Materials provided:
....................

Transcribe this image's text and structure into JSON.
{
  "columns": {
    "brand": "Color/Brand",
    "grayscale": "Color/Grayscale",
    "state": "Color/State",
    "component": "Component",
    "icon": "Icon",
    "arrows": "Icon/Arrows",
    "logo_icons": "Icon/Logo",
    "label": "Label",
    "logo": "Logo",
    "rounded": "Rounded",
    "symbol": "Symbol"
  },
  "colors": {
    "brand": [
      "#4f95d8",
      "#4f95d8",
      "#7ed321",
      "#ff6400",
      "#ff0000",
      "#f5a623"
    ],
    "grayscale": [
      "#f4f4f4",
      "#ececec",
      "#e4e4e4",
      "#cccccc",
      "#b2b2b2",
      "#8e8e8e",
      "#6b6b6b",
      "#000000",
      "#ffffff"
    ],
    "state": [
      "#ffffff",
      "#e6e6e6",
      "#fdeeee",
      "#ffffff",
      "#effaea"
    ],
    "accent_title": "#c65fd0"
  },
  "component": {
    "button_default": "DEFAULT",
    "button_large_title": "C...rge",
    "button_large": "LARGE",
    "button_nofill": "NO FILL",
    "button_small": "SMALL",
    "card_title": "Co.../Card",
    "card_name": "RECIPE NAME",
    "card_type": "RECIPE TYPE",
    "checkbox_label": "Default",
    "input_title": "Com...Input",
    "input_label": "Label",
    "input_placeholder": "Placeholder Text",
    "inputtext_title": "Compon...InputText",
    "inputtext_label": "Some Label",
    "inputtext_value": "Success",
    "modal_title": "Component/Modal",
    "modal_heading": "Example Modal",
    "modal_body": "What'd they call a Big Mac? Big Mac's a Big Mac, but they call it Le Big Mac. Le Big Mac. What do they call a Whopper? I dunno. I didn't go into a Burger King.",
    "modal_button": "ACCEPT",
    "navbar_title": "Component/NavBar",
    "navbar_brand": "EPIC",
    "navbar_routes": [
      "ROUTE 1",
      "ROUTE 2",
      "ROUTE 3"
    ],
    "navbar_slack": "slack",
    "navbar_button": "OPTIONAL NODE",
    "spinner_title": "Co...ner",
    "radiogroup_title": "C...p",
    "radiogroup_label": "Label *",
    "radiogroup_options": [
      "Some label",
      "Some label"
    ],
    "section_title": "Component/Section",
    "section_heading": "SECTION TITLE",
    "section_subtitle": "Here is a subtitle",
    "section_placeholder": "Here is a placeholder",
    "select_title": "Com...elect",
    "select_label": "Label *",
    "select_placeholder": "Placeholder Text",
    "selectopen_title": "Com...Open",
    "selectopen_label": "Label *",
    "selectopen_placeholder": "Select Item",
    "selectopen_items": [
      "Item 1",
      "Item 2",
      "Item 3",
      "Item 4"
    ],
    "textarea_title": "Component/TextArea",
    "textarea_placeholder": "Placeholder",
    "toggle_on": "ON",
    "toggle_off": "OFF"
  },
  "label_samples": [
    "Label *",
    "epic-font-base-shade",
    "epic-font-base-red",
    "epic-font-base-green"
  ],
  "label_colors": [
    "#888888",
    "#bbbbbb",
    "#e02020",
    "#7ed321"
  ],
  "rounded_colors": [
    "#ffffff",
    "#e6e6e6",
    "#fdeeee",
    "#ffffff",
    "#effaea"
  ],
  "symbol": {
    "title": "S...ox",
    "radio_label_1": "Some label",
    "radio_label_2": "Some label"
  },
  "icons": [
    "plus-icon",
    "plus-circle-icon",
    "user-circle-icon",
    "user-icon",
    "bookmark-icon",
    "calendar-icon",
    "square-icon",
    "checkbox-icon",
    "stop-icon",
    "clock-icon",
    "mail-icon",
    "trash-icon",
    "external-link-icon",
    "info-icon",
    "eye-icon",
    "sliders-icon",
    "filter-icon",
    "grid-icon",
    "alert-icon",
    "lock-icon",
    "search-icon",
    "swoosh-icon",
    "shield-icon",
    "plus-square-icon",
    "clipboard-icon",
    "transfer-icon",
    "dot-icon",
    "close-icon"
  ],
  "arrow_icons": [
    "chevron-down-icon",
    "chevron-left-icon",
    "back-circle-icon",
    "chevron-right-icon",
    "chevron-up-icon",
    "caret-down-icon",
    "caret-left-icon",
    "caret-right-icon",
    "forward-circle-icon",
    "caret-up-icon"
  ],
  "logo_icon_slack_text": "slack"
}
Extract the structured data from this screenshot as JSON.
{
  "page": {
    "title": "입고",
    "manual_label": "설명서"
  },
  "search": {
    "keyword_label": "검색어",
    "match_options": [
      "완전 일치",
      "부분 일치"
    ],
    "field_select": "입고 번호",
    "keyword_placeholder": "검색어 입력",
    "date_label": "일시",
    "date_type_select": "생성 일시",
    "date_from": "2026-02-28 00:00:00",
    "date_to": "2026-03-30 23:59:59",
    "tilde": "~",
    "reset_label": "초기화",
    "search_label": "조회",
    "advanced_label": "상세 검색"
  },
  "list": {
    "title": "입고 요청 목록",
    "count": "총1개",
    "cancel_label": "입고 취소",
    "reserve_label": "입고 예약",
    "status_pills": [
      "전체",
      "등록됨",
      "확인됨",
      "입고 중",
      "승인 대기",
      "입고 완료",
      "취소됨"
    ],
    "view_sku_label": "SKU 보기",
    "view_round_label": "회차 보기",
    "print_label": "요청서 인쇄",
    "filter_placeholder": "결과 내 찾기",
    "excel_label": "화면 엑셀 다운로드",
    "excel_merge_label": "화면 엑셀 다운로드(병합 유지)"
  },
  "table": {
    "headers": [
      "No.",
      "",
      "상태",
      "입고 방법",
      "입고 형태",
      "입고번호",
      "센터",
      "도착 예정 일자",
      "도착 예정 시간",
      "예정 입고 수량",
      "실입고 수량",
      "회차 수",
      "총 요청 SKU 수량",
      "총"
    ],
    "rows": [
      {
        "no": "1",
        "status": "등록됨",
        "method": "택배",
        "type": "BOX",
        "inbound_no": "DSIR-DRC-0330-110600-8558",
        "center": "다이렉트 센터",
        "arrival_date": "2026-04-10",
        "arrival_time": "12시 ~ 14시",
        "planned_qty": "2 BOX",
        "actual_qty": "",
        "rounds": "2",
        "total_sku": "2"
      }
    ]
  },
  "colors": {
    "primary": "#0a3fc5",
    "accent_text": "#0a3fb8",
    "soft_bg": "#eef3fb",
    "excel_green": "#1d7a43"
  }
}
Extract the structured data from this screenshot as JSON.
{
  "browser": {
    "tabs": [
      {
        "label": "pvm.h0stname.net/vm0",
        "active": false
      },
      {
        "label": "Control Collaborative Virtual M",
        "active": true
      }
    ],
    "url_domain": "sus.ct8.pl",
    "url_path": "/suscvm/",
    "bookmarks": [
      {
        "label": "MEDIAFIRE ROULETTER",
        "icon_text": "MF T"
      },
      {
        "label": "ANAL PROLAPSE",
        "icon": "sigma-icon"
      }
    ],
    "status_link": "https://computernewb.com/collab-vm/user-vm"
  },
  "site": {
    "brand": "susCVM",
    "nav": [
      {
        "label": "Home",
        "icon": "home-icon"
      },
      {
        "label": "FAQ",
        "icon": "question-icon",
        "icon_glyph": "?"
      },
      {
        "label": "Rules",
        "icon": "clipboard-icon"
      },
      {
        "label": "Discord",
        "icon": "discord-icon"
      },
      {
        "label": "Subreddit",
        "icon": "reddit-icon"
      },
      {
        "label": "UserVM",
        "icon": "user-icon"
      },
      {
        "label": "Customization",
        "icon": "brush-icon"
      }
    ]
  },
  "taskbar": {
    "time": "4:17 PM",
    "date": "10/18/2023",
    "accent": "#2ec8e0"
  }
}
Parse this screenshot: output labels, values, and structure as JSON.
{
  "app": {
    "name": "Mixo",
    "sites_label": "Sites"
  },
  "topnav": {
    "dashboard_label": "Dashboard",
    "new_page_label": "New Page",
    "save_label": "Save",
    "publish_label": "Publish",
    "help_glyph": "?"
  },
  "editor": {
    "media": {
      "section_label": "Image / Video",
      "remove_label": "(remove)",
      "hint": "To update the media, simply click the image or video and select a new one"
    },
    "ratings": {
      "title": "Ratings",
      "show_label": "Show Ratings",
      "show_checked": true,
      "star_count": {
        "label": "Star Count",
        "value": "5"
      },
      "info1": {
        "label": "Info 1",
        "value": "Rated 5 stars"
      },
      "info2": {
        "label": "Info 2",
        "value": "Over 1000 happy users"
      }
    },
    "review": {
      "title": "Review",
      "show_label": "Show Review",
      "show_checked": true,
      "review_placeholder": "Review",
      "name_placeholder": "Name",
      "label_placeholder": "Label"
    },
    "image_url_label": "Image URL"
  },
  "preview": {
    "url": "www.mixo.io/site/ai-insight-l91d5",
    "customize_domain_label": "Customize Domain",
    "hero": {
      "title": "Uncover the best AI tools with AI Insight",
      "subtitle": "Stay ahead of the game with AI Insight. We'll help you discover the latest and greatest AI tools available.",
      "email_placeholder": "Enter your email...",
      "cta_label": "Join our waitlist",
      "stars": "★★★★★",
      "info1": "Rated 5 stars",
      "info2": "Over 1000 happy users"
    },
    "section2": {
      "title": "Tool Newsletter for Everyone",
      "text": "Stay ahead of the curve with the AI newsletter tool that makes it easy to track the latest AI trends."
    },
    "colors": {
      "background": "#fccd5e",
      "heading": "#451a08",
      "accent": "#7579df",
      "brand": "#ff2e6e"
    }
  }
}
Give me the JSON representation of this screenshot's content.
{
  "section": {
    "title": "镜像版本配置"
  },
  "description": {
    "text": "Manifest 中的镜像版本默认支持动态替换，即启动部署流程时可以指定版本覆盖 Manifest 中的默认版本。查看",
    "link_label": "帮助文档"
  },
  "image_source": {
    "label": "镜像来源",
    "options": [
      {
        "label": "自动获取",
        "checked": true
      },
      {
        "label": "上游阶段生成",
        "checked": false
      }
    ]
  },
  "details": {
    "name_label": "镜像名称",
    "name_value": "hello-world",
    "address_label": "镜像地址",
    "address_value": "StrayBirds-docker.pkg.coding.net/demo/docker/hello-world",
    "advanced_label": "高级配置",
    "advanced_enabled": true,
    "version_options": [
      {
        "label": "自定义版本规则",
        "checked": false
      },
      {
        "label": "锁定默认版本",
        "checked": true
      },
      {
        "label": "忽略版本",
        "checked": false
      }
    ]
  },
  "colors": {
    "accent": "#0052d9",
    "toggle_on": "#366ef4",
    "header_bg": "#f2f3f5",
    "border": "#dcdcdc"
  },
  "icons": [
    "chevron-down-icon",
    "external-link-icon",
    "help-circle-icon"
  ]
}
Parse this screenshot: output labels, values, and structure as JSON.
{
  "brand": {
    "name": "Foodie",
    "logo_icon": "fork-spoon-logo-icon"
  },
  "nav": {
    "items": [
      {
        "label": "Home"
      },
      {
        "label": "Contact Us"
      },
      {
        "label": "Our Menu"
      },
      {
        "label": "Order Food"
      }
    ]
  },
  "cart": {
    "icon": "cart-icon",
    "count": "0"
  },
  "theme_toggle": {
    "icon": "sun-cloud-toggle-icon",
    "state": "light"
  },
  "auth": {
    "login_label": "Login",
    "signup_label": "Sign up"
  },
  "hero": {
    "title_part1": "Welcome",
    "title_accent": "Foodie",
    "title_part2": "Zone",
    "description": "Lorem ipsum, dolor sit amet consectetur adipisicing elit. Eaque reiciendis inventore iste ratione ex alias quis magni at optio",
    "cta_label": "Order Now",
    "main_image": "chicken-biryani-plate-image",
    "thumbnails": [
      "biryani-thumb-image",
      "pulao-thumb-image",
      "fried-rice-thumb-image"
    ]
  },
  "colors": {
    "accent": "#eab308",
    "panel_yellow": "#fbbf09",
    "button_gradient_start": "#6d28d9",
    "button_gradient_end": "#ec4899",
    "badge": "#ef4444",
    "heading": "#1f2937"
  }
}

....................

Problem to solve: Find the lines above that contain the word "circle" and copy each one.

Exercise result:
    "plus-circle-icon",
    "user-circle-icon",
    "back-circle-icon",
    "forward-circle-icon",
    "help-circle-icon"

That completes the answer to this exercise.